– As also mentioned, Snape still refers to Voldemort as the “Dark Lord”, something which only Death Eaters seem to do.

– Snape hates two students more than any other at Hogwarts; Harry and Neville. As we said, Snape does not hate people without good reason. What connection do Harry and Neville share? One of them can kill Voldemort, the other one could have. Both of them are mentioned in the prophecy as potential threats to Voldemort. If Snape is indeed a Death Eater, then he only knows the part of the prophecy that Voldemort knows – that is, either Harry or Neville had the power to kill Voldemort.

– The World Cup – Pensieve connection. It is likely that Snape could have been the Death Eater who sent Mrs Roberts upside down in the air.

Contradictions to our Theory

-Voldemort says the following at the end of GoF:

“One, who I believe has left me forever… — he will be killed, of course”…
Goblet of Fire, UK version, page 565

We are assuming that he is referring to Snape. If our theory is true, then why would Voldemort hate Snape so much?

Rebuttal: If you consider all the people that we know are Death Eaters, many of them have tried to prove to Voldemort that they are the most loyal of them all. For example, Bartemus Crouch Jr. worked at Hogwarts for a year in disguise just to prove his worth to Voldemort. Wormtail chops off his own hand just to show Voldemort how loyal he is. It seems to be a running competition amongst the Death Eaters concerning who is the most loyal and devoted to Voldemort and his cause. Snape could simply be winning.

It is possible that Snape managed to get everybody to think that he was on Dumbledore’s side, even Voldemort himself. If you consider the position that Snape is in, he has access to any and all information that Voldemort could need – he knows the secrets of the Order, Dumbledore, Hogwarts, and Harry. This could all just be Snape’’s coup de grace. If he goes back to Voldemort with this wealth of information about the enemy, he would be honoured above all the other Death Eaters. We all know that one of Snape’’s most defining characteristics (other than the fact that he’s a complete ass) is his intelligence. He could pull it off.

– Dumbledore trusts Snape, for reasons that we have yet to find out. Dumbledore is usually right in his assumptions, so how could Snape be a Death Eater?

Rebuttal: Snape is an expert Occlumens, which “seals the mind against magical intrusion and influence” (OotP, UK version, p. 468). If someone uses Leglimency against him, he would be able to lie effectively, and never be caught.
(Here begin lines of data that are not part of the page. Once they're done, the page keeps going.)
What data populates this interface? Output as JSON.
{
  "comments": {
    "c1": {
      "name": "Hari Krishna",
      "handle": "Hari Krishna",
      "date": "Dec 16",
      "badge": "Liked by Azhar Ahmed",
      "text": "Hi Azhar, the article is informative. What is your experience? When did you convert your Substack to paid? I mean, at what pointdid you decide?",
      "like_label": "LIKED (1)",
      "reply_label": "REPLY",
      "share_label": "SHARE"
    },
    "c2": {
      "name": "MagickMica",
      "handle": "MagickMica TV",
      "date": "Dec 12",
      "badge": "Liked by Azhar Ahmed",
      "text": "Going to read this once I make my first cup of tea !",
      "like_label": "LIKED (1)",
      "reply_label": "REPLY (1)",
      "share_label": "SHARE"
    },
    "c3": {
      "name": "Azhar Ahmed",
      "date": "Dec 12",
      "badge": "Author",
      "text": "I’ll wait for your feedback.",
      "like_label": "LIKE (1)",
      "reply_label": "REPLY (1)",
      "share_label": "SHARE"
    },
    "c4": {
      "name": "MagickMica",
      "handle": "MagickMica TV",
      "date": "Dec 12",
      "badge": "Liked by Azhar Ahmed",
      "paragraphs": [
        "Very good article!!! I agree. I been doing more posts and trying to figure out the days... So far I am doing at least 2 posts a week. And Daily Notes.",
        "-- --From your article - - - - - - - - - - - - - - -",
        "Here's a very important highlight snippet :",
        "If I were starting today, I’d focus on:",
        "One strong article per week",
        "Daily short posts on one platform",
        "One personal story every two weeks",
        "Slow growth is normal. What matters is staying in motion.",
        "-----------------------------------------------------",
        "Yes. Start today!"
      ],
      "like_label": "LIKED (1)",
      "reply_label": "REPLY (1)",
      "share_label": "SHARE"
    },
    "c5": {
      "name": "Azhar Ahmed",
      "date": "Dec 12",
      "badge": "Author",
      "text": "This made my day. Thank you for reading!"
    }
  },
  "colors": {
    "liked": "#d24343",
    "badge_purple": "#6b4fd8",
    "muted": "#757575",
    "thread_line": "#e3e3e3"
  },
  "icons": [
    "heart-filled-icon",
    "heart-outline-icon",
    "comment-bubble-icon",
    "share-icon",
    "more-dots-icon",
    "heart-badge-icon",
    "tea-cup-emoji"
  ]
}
We realise that some of this theory sounds like we are reaching a bit, but everything seems to add up. There are some holes in the fine points, but basically, we think we’re on to something here. If anyone has any comments or questions, please email us at sarah_pepsi@hotmail.com